Argininosuccinic aciduria (ASAuria) is an inborn error of metabolism caused by mutations in the argininosuccinate lyase (ASL) gene, which leads to the accumulation of argininosuccinic acid (ASA) in body fluids and severe hyperammonemia. A severe neonatal form and a milder late-onset variant are described. We report a novel ASL pseudogene located in the centromeric region of chromosome 7, 14 novel mutations in the ASL gene, and a novel intronic polymorphism found in a cohort of Italian patients. Our approach relied exclusively on genomic DNA analysis. We found seven missense mutations, two nonsense, three small insertions/deletions, and two splicing mutations. Only two patients harbored previously described mutations, and among the novel variants only two were present in more than one kindred. The pathogenicity of the splicing mutations was demonstrated by a functional splicing assay that employed a hybrid minigene.

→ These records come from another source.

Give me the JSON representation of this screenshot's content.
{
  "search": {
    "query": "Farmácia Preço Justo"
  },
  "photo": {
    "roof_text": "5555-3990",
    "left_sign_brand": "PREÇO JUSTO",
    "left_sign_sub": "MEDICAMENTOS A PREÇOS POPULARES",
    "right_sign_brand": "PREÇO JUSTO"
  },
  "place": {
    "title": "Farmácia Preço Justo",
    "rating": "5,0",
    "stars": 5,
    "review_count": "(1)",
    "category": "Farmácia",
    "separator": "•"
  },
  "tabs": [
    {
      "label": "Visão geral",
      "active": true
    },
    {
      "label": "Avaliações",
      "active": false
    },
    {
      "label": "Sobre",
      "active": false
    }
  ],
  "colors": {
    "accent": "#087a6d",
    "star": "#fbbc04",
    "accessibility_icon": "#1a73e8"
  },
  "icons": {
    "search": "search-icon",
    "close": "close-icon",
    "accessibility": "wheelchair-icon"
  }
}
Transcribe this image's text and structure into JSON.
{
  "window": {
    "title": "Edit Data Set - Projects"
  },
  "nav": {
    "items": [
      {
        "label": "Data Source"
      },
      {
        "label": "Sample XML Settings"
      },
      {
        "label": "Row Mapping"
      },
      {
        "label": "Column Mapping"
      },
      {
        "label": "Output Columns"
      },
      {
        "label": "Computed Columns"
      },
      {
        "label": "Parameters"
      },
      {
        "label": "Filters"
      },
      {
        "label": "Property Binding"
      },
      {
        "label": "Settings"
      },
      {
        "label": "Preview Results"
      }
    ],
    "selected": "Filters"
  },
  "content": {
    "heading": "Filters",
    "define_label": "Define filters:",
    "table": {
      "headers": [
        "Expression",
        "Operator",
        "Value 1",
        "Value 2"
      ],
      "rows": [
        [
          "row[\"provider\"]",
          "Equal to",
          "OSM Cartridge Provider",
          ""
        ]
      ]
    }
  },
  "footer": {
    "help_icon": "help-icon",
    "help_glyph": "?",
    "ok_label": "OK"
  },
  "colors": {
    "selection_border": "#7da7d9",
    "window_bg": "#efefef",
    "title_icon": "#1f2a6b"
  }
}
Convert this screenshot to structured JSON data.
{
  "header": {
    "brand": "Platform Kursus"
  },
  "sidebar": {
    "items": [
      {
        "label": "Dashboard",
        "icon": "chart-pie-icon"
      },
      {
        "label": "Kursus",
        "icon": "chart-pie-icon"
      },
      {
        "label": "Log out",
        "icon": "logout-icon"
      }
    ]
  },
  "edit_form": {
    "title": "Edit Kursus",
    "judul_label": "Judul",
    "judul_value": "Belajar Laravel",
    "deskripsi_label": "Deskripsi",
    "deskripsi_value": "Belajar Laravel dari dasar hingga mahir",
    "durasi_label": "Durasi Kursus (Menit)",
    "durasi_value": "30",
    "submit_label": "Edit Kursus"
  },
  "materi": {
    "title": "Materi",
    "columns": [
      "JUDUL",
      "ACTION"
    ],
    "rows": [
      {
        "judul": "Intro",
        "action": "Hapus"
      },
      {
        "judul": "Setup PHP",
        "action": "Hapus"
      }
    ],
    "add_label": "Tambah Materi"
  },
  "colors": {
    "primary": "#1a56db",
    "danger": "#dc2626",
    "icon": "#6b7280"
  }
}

We also performed molecular modeling using the reported three-dimensional structure of ASL to predict the functional consequences of the missense mutations. There was no genotype-phenotype correlation. Patients with neonatal onset display developmental delay and seizures despite adequate metabolic control. Moreover, hepatomegaly, fibrosis, and abnormal liver function tests are common complications in these patients, but not in patients with the late infancy form. We stress the importance of mutation analysis in patients with ASAuria, to confirm the clinical diagnosis, and to perform DNA-based prenatal diagnosis in future pregnancies of these families.
(c) 2007 Wiley-Liss, Inc.